> Problem statement: Return all of the records below verbatim.

---

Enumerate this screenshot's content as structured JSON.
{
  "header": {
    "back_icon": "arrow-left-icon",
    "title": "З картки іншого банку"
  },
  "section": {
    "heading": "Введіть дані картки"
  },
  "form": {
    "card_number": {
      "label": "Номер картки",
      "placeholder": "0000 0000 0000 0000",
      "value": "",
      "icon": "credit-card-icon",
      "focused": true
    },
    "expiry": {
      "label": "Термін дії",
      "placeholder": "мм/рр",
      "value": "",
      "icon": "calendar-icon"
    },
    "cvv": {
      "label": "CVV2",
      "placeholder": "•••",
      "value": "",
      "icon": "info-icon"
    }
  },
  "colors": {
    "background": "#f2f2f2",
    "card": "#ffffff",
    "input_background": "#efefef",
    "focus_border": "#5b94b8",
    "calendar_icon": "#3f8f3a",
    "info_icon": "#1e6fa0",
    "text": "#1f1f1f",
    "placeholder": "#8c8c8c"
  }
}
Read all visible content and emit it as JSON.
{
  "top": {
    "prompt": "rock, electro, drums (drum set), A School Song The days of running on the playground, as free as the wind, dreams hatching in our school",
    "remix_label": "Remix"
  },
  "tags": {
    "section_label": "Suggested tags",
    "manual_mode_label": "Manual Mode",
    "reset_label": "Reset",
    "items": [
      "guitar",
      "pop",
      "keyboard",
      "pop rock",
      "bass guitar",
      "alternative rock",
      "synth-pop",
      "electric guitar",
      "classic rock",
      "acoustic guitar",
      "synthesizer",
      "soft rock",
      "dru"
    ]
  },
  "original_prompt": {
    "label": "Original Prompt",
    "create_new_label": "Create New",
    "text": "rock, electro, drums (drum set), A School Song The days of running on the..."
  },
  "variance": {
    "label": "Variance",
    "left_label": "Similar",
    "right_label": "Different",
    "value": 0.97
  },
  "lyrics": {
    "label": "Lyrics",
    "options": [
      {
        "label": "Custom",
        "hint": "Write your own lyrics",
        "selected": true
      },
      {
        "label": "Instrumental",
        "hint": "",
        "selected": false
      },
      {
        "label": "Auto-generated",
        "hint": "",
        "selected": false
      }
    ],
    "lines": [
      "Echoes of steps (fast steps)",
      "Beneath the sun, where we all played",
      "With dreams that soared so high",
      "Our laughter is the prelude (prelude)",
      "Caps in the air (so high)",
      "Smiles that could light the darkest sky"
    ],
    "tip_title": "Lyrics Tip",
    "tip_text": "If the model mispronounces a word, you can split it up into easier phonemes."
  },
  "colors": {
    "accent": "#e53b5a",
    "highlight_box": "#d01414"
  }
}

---

> Task answer:
Enumerate this screenshot's content as structured JSON.
{
  "header": {
    "back_icon": "arrow-left-icon",
    "title": "З картки іншого банку"
  },
  "section": {
    "heading": "Введіть дані картки"
  },
  "form": {
    "card_number": {
      "label": "Номер картки",
      "placeholder": "0000 0000 0000 0000",
      "value": "",
      "icon": "credit-card-icon",
      "focused": true
    },
    "expiry": {
      "label": "Термін дії",
      "placeholder": "мм/рр",
      "value": "",
      "icon": "calendar-icon"
    },
    "cvv": {
      "label": "CVV2",
      "placeholder": "•••",
      "value": "",
      "icon": "info-icon"
    }
  },
  "colors": {
    "background": "#f2f2f2",
    "card": "#ffffff",
    "input_background": "#efefef",
    "focus_border": "#5b94b8",
    "calendar_icon": "#3f8f3a",
    "info_icon": "#1e6fa0",
    "text": "#1f1f1f",
    "placeholder": "#8c8c8c"
  }
}
Read all visible content and emit it as JSON.
{
  "top": {
    "prompt": "rock, electro, drums (drum set), A School Song The days of running on the playground, as free as the wind, dreams hatching in our school",
    "remix_label": "Remix"
  },
  "tags": {
    "section_label": "Suggested tags",
    "manual_mode_label": "Manual Mode",
    "reset_label": "Reset",
    "items": [
      "guitar",
      "pop",
      "keyboard",
      "pop rock",
      "bass guitar",
      "alternative rock",
      "synth-pop",
      "electric guitar",
      "classic rock",
      "acoustic guitar",
      "synthesizer",
      "soft rock",
      "dru"
    ]
  },
  "original_prompt": {
    "label": "Original Prompt",
    "create_new_label": "Create New",
    "text": "rock, electro, drums (drum set), A School Song The days of running on the..."
  },
  "variance": {
    "label": "Variance",
    "left_label": "Similar",
    "right_label": "Different",
    "value": 0.97
  },
  "lyrics": {
    "label": "Lyrics",
    "options": [
      {
        "label": "Custom",
        "hint": "Write your own lyrics",
        "selected": true
      },
      {
        "label": "Instrumental",
        "hint": "",
        "selected": false
      },
      {
        "label": "Auto-generated",
        "hint": "",
        "selected": false
      }
    ],
    "lines": [
      "Echoes of steps (fast steps)",
      "Beneath the sun, where we all played",
      "With dreams that soared so high",
      "Our laughter is the prelude (prelude)",
      "Caps in the air (so high)",
      "Smiles that could light the darkest sky"
    ],
    "tip_title": "Lyrics Tip",
    "tip_text": "If the model mispronounces a word, you can split it up into easier phonemes."
  },
  "colors": {
    "accent": "#e53b5a",
    "highlight_box": "#d01414"
  }
}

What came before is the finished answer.